=== Begin Enclosure ===

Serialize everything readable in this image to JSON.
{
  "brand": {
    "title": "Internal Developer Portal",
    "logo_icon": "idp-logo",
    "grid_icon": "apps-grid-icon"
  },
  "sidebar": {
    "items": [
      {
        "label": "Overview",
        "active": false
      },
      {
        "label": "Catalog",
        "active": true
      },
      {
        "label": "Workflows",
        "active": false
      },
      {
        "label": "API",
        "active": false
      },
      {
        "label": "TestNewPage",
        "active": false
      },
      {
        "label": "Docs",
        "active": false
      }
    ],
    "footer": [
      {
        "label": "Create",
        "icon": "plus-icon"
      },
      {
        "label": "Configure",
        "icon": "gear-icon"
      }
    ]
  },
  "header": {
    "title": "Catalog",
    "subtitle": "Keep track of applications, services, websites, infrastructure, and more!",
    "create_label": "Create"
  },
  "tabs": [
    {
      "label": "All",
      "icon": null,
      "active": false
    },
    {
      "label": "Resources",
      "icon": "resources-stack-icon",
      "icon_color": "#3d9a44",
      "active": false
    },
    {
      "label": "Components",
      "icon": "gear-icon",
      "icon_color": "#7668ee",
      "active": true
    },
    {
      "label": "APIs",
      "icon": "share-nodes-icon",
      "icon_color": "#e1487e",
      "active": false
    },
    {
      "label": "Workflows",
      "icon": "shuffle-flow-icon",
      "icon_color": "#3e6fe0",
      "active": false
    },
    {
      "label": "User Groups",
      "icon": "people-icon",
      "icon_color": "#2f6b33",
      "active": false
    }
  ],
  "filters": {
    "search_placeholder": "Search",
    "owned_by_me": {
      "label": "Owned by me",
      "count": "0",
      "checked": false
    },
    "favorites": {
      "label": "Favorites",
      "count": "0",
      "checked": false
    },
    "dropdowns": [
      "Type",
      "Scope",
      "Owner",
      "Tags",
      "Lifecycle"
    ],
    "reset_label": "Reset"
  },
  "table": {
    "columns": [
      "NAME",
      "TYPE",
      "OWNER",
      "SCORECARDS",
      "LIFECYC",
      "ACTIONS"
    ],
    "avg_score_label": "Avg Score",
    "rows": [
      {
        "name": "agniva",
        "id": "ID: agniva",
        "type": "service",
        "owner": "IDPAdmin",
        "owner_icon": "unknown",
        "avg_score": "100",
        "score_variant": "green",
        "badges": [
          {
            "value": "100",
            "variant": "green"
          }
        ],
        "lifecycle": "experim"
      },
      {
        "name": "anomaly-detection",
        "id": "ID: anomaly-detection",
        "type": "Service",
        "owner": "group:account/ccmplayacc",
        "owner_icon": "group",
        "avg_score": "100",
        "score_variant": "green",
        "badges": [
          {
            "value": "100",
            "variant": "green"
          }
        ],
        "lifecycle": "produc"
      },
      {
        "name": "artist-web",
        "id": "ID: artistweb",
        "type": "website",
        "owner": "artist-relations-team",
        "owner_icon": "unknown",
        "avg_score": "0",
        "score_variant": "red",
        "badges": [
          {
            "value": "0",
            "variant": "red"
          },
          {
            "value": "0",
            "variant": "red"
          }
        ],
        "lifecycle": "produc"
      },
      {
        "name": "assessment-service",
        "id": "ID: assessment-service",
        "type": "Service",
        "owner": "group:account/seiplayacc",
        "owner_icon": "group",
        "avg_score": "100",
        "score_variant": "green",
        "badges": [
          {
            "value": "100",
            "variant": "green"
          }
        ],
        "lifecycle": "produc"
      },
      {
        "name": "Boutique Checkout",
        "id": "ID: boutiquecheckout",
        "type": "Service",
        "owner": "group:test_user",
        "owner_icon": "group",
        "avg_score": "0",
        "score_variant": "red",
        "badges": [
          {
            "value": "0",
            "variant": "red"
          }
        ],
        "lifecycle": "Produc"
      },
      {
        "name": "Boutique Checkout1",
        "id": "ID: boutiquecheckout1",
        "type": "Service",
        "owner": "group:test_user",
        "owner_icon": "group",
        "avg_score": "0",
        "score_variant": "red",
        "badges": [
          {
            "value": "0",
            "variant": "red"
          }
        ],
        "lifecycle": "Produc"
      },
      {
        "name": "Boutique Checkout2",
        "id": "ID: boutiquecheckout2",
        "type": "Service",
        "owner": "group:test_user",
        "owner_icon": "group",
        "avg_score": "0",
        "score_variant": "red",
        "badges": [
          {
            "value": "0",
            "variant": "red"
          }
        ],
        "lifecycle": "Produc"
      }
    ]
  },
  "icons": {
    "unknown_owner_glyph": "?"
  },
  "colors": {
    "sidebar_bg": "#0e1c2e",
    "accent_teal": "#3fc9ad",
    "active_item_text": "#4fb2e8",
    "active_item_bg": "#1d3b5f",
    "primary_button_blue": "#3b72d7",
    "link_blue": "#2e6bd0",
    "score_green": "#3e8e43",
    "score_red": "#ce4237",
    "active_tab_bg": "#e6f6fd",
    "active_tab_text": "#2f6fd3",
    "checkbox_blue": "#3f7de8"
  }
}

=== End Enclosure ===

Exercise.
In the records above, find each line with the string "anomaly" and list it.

Result for this task.
        "name": "anomaly-detection",
        "id": "ID: anomaly-detection",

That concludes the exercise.